The story was first reported on Medianama.
Taggle.com was set up as a group buying site, and raised funds from Battery Ventures and Greylock Partners in June 2010. It took a year to start selling online. In fact, Taggle was one of the earliest group buying start-ups in India, founded by John Kuruvilla who was the chief revenue officer of Air Deccan and executive vice-president at Oberoi Hotels.
In mid-2011, Taggle changed its business model from group buying to generic e-commerce and put up a separate page called Taggle Plus that featured various service deals related to spas, restaurants and the like while the main site offered products. On Techcircle.in, we have spelt out the reason behind the shift and the increase in product focus. In August this year, Kuruvilla turned into an advisor and made Rutvik Doshi (earlier the chief product officer) the new CEO.

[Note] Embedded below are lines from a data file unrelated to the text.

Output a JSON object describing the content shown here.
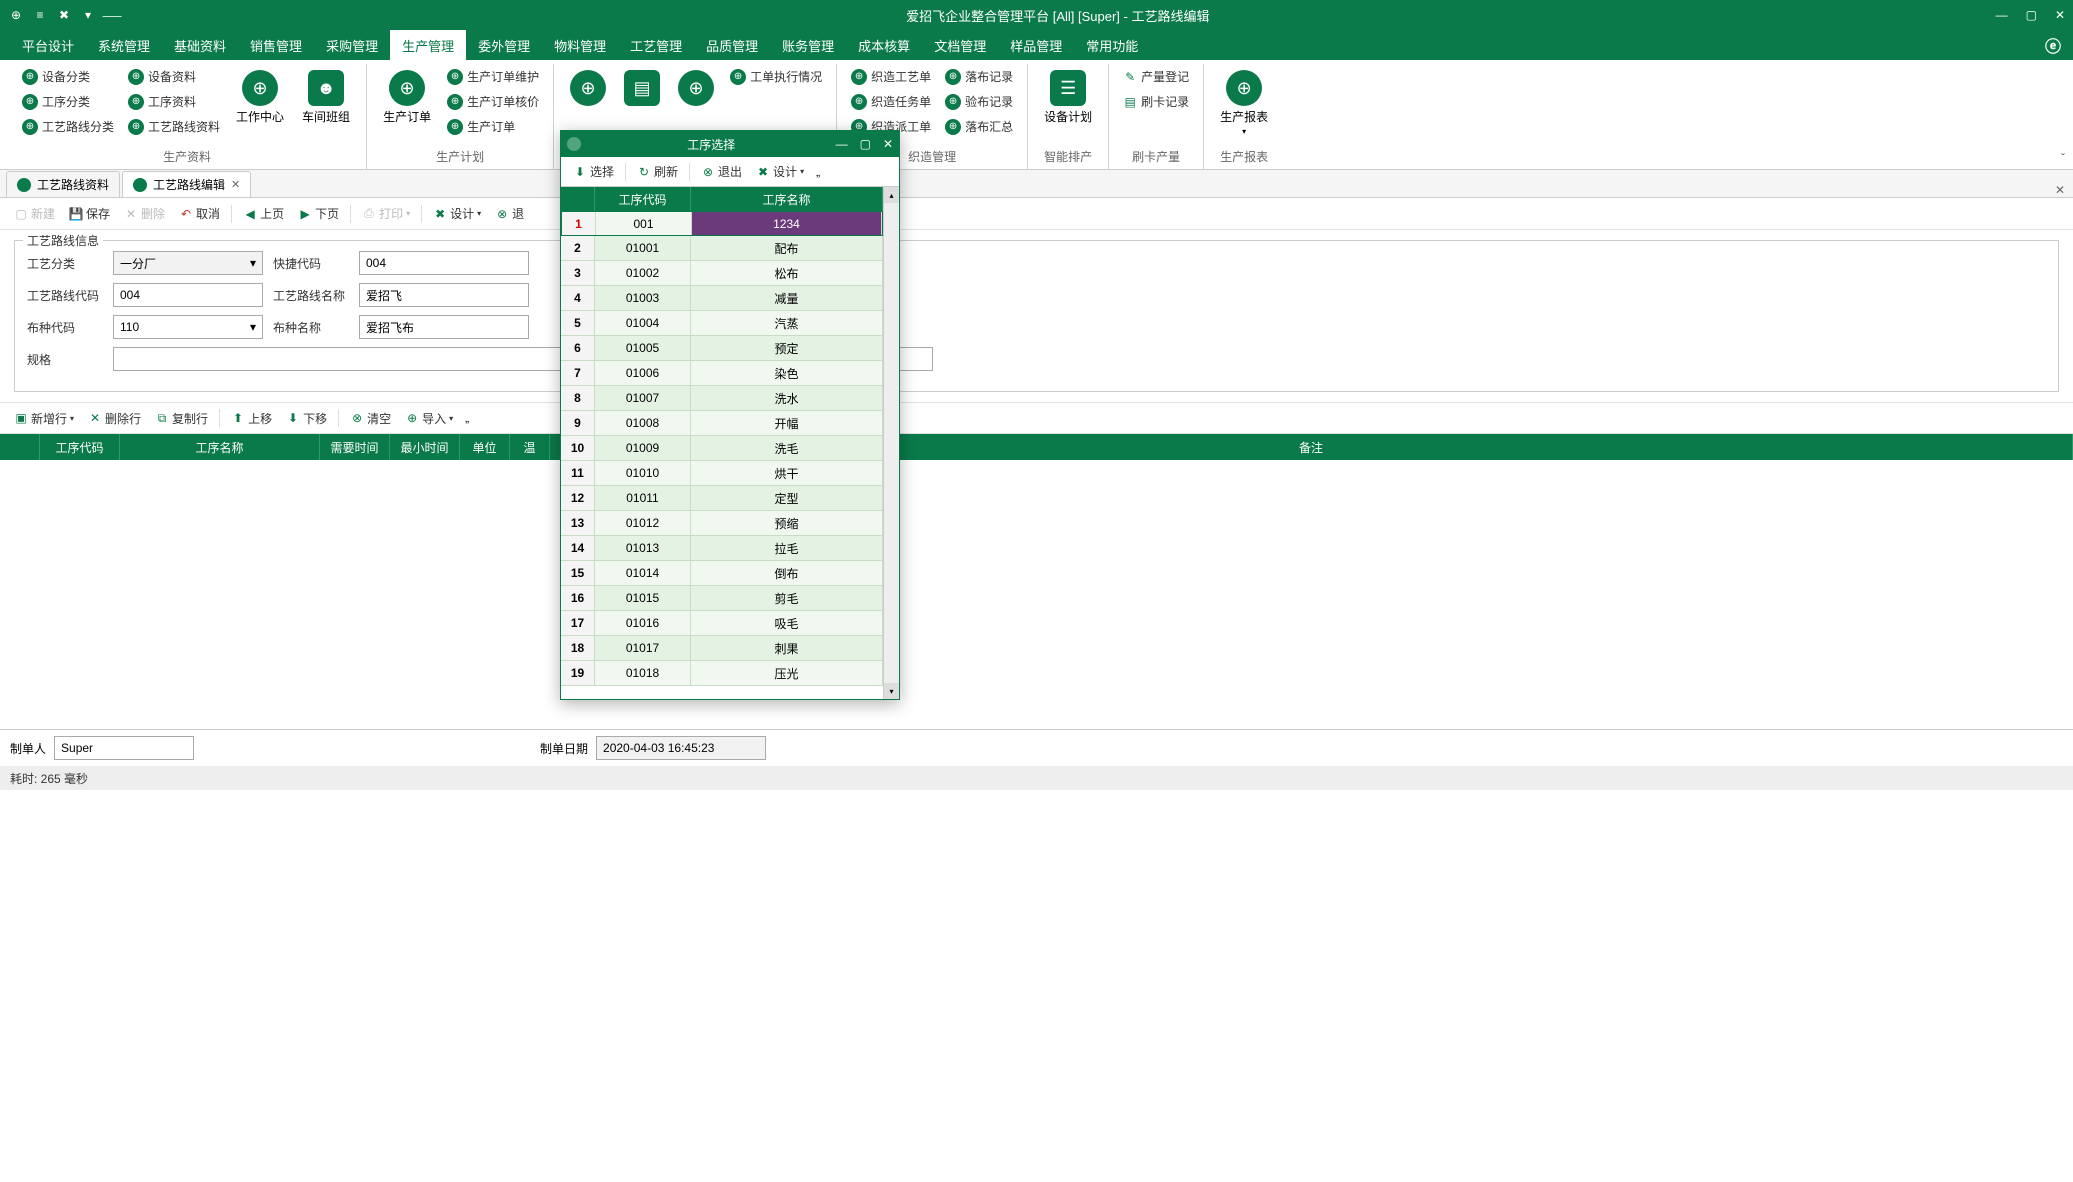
{
  "app": {
    "title": "爱招飞企业整合管理平台 [All] [Super] - 工艺路线编辑"
  },
  "menu": {
    "items": [
      "平台设计",
      "系统管理",
      "基础资料",
      "销售管理",
      "采购管理",
      "生产管理",
      "委外管理",
      "物料管理",
      "工艺管理",
      "品质管理",
      "账务管理",
      "成本核算",
      "文档管理",
      "样品管理",
      "常用功能"
    ],
    "active_index": 5
  },
  "ribbon": {
    "groups": [
      {
        "label": "生产资料",
        "small_cols": [
          [
            "设备分类",
            "工序分类",
            "工艺路线分类"
          ],
          [
            "设备资料",
            "工序资料",
            "工艺路线资料"
          ]
        ],
        "big": [
          {
            "label": "工作中心"
          },
          {
            "label": "车间班组"
          }
        ]
      },
      {
        "label": "生产计划",
        "big": [
          {
            "label": "生产订单"
          }
        ],
        "small_cols": [
          [
            "生产订单维护",
            "生产订单核价",
            "生产订单"
          ]
        ]
      },
      {
        "label": "",
        "big": [
          {
            "label": ""
          },
          {
            "label": ""
          },
          {
            "label": ""
          }
        ],
        "small_cols": [
          [
            "工单执行情况"
          ]
        ]
      },
      {
        "label": "织造管理",
        "small_cols": [
          [
            "织造工艺单",
            "织造任务单",
            "织造派工单"
          ],
          [
            "落布记录",
            "验布记录",
            "落布汇总"
          ]
        ]
      },
      {
        "label": "智能排产",
        "big": [
          {
            "label": "设备计划"
          }
        ]
      },
      {
        "label": "刷卡产量",
        "small_cols": [
          [
            "产量登记",
            "刷卡记录"
          ]
        ]
      },
      {
        "label": "生产报表",
        "big": [
          {
            "label": "生产报表"
          }
        ]
      }
    ]
  },
  "doc_tabs": [
    {
      "label": "工艺路线资料",
      "active": false
    },
    {
      "label": "工艺路线编辑",
      "active": true
    }
  ],
  "toolbar1": {
    "new": "新建",
    "save": "保存",
    "delete": "删除",
    "cancel": "取消",
    "prev": "上页",
    "next": "下页",
    "print": "打印",
    "design": "设计",
    "exit": "退"
  },
  "form": {
    "legend": "工艺路线信息",
    "cat_label": "工艺分类",
    "cat_value": "一分厂",
    "quick_label": "快捷代码",
    "quick_value": "004",
    "code_label": "工艺路线代码",
    "code_value": "004",
    "name_label": "工艺路线名称",
    "name_value": "爱招飞",
    "cloth_code_label": "布种代码",
    "cloth_code_value": "110",
    "cloth_name_label": "布种名称",
    "cloth_name_value": "爱招飞布",
    "spec_label": "规格",
    "spec_value": ""
  },
  "toolbar2": {
    "addrow": "新增行",
    "delrow": "删除行",
    "copyrow": "复制行",
    "moveup": "上移",
    "movedown": "下移",
    "clear": "清空",
    "import": "导入"
  },
  "grid_headers": [
    "",
    "工序代码",
    "工序名称",
    "需要时间",
    "最小时间",
    "单位",
    "温",
    "备注"
  ],
  "footer": {
    "creator_label": "制单人",
    "creator_value": "Super",
    "date_label": "制单日期",
    "date_value": "2020-04-03 16:45:23"
  },
  "status": {
    "text": "耗时: 265 毫秒"
  },
  "modal": {
    "title": "工序选择",
    "tb": {
      "select": "选择",
      "refresh": "刷新",
      "exit": "退出",
      "design": "设计"
    },
    "headers": [
      "",
      "工序代码",
      "工序名称"
    ],
    "rows": [
      {
        "n": "1",
        "code": "001",
        "name": "1234",
        "sel": true
      },
      {
        "n": "2",
        "code": "01001",
        "name": "配布"
      },
      {
        "n": "3",
        "code": "01002",
        "name": "松布"
      },
      {
        "n": "4",
        "code": "01003",
        "name": "减量"
      },
      {
        "n": "5",
        "code": "01004",
        "name": "汽蒸"
      },
      {
        "n": "6",
        "code": "01005",
        "name": "预定"
      },
      {
        "n": "7",
        "code": "01006",
        "name": "染色"
      },
      {
        "n": "8",
        "code": "01007",
        "name": "洗水"
      },
      {
        "n": "9",
        "code": "01008",
        "name": "开幅"
      },
      {
        "n": "10",
        "code": "01009",
        "name": "洗毛"
      },
      {
        "n": "11",
        "code": "01010",
        "name": "烘干"
      },
      {
        "n": "12",
        "code": "01011",
        "name": "定型"
      },
      {
        "n": "13",
        "code": "01012",
        "name": "预缩"
      },
      {
        "n": "14",
        "code": "01013",
        "name": "拉毛"
      },
      {
        "n": "15",
        "code": "01014",
        "name": "倒布"
      },
      {
        "n": "16",
        "code": "01015",
        "name": "剪毛"
      },
      {
        "n": "17",
        "code": "01016",
        "name": "吸毛"
      },
      {
        "n": "18",
        "code": "01017",
        "name": "刺果"
      },
      {
        "n": "19",
        "code": "01018",
        "name": "压光"
      }
    ]
  }
}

There is a score of daily deal aggregators in India, led by Snapdeal.com, Mydala.com, Koovs.com and Groupon India (Crazeal.com). Also, Bangalore-based Flightraja Travels Pvt Ltd (Via) has recently launched a deals sub-site called Via Deals More. Rediff offers Deal Ho Jaye while Times Internet (Indiatimes) has set up Timesdeal.com. Then there is Buzzintown.com, Dailydeal.in, Dealivore.com, Khojguru.com, Thekha.com, Scoopstr.com, 24Hoursloot.com, Masthideals.com, Snatchdeals.com, Lootmore.com, 30Sunday.com and Bindasbargain.com, among others.
What Taggle Tells The World

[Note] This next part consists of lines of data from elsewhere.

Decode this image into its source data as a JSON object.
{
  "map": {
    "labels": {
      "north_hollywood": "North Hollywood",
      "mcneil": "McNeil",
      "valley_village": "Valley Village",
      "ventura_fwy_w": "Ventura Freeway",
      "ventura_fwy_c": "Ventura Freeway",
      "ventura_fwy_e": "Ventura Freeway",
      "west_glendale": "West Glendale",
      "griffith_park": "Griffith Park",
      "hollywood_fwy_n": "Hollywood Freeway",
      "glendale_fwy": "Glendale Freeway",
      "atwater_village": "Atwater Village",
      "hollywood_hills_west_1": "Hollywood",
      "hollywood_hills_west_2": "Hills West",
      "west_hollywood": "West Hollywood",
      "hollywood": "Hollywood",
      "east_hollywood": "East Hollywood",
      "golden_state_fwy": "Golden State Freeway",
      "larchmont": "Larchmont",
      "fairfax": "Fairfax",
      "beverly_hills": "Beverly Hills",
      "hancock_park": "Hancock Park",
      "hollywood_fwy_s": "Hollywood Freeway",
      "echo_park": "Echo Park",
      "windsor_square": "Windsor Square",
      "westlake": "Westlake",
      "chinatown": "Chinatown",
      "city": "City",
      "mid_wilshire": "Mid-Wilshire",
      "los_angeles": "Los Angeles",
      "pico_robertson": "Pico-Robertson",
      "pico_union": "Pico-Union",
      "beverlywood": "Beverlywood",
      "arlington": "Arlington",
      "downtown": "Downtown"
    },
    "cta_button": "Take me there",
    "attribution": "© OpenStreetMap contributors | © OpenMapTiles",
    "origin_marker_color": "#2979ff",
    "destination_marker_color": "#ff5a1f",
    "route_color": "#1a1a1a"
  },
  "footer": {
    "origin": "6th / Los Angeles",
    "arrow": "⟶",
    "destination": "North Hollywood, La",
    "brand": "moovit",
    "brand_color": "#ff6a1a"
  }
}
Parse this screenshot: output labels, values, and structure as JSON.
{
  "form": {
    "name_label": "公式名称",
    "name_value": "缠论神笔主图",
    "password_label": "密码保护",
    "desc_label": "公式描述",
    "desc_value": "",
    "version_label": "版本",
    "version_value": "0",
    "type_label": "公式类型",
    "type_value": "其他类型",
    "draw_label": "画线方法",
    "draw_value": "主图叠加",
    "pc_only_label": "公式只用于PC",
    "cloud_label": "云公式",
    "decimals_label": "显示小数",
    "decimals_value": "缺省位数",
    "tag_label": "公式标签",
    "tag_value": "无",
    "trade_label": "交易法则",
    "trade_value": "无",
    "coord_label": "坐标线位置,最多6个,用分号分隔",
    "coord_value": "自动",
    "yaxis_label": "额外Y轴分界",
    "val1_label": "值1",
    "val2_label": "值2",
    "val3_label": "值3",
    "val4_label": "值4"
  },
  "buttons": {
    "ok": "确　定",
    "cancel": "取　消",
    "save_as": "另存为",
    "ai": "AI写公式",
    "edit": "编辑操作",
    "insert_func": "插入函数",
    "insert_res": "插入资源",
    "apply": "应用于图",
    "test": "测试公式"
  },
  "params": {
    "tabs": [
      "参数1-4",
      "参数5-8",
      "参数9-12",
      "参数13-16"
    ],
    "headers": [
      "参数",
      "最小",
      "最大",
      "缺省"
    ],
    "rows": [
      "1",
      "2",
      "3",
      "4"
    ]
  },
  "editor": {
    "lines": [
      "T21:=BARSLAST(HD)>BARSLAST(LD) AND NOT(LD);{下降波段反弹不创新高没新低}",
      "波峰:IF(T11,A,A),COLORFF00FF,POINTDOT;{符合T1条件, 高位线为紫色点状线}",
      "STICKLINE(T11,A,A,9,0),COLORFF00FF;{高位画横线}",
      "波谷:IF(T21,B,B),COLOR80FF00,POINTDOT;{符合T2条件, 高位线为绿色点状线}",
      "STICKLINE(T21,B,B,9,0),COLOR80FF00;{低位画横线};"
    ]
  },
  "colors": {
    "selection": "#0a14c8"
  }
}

The Taggle site now tells the world at large why it has decided to shut shop:
We have decided to cease our e-commerce operations effective immediately. We will not be taking any more orders from our users.
We started Taggle in June 2010 with US$1M in funding to build a sustainable and profitable business by getting the best service and product deals for our users. We have always believed in providing superior experience and value to our users. When we realized that service deals were not giving the best value to users, we quickly shifted focus to only products. Our users responded very positively to the shift and it reflected in our revenue numbers too, we grew our revenues 10 times within 3 months of the shift.
However, the current market conditions have many e-commerce players selling products at below-cost price to lure users. The only way to sustain the business at this time is to get into a price war and burn a lot of investor money and try to outdo competition in a Last Man Standing game. This practice goes against our philosophy of building a sustainable and profitable company. Hence, we’ve decided to go back to the drawing board to figure out the best way forward.